Second Auckland ladder scrimmage – 5 July

Published on: 9 July, 2014

scrim 2 blog post picture

Auckland’s second ladder scrimmage was very well attended. 31 teams competed in six matches each to try to improve their ranking on the qualification ladder for NZ Nationals 2015.

Teams are ranked on the Nationals qualification ladder according to their win percent across all of their scrimmages. The top three teams on the ladder are now 7682 (Wingus and Dingus) on 6-0-0, 8595A (BDSC Robotics) on 6-0-0, and 7682E (Wingus and Dingus) on 5-1-0. All of these teams competed only in the second scrimmage. The top team to have competed in both scrimmages is 2909B (ACG Parnell B), on 10-3-0.

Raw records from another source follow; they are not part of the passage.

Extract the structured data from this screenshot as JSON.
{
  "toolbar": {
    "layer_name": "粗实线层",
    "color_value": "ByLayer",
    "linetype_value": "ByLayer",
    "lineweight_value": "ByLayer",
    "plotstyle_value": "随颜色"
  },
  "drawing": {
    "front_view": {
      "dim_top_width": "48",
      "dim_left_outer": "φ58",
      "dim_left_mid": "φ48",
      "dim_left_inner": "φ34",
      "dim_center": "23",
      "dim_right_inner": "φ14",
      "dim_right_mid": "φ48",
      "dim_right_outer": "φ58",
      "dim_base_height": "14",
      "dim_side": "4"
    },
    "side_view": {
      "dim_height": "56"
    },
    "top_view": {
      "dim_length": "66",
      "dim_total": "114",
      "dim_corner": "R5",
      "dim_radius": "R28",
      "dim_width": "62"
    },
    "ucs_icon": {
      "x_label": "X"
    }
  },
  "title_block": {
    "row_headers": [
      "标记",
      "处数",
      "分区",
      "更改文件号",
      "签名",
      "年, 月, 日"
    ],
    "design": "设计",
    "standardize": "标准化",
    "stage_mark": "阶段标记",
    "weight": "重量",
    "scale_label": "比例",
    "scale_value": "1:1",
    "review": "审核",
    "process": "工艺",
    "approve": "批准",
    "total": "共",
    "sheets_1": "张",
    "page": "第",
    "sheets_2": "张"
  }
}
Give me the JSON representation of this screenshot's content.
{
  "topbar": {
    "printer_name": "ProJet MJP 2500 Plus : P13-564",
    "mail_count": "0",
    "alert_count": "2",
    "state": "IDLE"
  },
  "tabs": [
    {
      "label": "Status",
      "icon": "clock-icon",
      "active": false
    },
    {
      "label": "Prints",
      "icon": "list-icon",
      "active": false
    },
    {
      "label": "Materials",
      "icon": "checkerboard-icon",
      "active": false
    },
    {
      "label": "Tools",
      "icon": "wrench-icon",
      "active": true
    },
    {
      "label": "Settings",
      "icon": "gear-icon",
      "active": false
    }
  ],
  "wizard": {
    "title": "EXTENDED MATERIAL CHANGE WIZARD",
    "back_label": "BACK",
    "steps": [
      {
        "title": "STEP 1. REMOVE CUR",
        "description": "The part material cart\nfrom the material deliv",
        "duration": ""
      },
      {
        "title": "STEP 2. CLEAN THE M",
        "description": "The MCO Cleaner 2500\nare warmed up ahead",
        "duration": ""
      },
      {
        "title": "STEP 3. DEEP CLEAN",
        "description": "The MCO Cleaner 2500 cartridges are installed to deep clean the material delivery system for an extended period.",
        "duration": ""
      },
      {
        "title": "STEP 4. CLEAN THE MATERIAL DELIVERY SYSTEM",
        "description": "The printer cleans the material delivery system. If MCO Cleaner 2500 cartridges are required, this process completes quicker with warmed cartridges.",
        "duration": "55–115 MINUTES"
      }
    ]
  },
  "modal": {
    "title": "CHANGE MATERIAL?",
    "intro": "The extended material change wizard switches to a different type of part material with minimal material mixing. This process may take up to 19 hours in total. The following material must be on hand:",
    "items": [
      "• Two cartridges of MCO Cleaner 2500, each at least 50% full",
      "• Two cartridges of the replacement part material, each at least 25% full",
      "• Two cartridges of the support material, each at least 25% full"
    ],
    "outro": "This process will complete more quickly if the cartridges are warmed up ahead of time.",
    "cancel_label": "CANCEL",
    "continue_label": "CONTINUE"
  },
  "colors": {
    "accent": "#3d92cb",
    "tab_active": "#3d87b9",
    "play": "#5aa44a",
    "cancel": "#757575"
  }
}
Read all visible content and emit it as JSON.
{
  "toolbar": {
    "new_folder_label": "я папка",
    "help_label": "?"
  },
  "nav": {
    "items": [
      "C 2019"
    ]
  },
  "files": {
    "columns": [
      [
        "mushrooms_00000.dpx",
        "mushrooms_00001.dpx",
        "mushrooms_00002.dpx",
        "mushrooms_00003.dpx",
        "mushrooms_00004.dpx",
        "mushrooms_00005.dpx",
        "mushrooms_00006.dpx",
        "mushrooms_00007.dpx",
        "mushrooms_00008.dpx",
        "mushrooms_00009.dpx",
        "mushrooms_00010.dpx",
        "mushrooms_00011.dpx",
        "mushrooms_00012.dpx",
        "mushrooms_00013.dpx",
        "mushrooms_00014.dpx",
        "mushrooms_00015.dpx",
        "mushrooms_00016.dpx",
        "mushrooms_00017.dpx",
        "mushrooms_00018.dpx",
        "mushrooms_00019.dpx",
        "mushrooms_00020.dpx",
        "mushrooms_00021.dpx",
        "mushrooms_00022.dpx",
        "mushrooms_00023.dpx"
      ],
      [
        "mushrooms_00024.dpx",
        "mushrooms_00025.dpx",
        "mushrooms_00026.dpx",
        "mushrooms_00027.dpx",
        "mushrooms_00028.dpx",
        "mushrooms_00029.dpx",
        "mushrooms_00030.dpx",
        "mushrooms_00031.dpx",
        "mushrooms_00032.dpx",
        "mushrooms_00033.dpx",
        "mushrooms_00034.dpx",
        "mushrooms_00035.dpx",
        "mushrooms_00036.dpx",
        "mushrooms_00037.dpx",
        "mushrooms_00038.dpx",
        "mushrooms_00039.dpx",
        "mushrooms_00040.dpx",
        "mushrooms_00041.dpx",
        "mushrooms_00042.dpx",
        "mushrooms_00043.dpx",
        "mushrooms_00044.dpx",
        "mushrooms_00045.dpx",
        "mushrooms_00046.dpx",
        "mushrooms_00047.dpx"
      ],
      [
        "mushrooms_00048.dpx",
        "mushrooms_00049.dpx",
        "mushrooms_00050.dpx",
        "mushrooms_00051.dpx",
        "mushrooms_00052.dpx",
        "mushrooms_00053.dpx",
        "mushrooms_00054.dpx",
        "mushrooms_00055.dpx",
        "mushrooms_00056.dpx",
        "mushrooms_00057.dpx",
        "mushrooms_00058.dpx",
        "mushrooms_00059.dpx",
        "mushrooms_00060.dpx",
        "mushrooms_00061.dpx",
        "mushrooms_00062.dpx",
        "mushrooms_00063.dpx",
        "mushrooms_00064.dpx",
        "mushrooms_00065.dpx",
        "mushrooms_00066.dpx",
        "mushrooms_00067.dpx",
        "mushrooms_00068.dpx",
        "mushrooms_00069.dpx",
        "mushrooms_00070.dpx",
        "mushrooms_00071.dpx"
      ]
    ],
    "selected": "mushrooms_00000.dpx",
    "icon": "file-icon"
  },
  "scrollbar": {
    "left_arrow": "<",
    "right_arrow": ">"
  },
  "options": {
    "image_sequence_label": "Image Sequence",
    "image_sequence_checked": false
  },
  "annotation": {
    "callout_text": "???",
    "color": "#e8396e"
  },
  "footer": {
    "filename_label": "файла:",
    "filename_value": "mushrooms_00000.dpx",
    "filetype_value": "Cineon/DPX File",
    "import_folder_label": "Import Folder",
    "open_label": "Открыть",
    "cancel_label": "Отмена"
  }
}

After the ladder matches a friendly elimination bracket was held with eight alliances of two teams. The champions were the second seeded alliance, 7682 and 7682E, both of whom did very well throughout the scrimmage. In fact, the only time a 7682 team lost a ranking match was when they played against each other. The finalists were the first seeded alliance, 2909B and 2919M (Impulse). Both of these teams also reached the finals at scrimmage 1 – 2919M on the winning alliance and 2909B on the finalist alliance.

Teams’ overall performance in the ranking matches improved in the four weeks between scrimmage 1 and scrimmage 2. The average score for an alliance in the 46 ranking matches at scrimmage 1 was 11 points. The average score for an alliance in the 47 ranking matches at scrimmage 2 was 16 points. Statistically speaking, there is strong evidence that this difference was not due to chance and we can estimate the true improvement in the average alliance’s expected score to be between 2 and 8 points between the two scrimmages.

The margins by which teams won their matches also increased. The average winning margin at scrimmage 1 was 8 points, while the average winning margin at scrimmage 2 was 14 points. Again, there is strong evidence that this difference was not due to chance. We can estimate the true increase in expected winning margins to be between 3 and 10 points.

The autonomous bonus, or lack thereof, decided the match outcome in 29 of 47 ranking matches (62%). This compares to 39 of 46 ranking matches (85%) at scrimmage 2. Matches counted in this statistic are those where the difference in scores, ignoring the autonomous bonus, was no greater than 10 points.

Below are two histograms showing the distribution of the score differences at the two scrimmages when the autonomous bonus is not counted:


What these show is that while losing the autonomous bonus is still a huge disadvantage, it’s no longer as difficult to recover from as it was initially. Teams would still be well advised to write an autonomous program that can at least drive off the tile, and it’s still very helpful to have an autonomous program that can score two or more points consistently.

Thanks to Kristin School for providing the venue. The next scrimmage is at Ormiston Senior College on July 19.

AURA volunteers present: Hamish, Abigail, Oliver, Nathan, Jack, Chris, Cameron, Kazuki, Vincent, Nadia
Volunteer hours: 72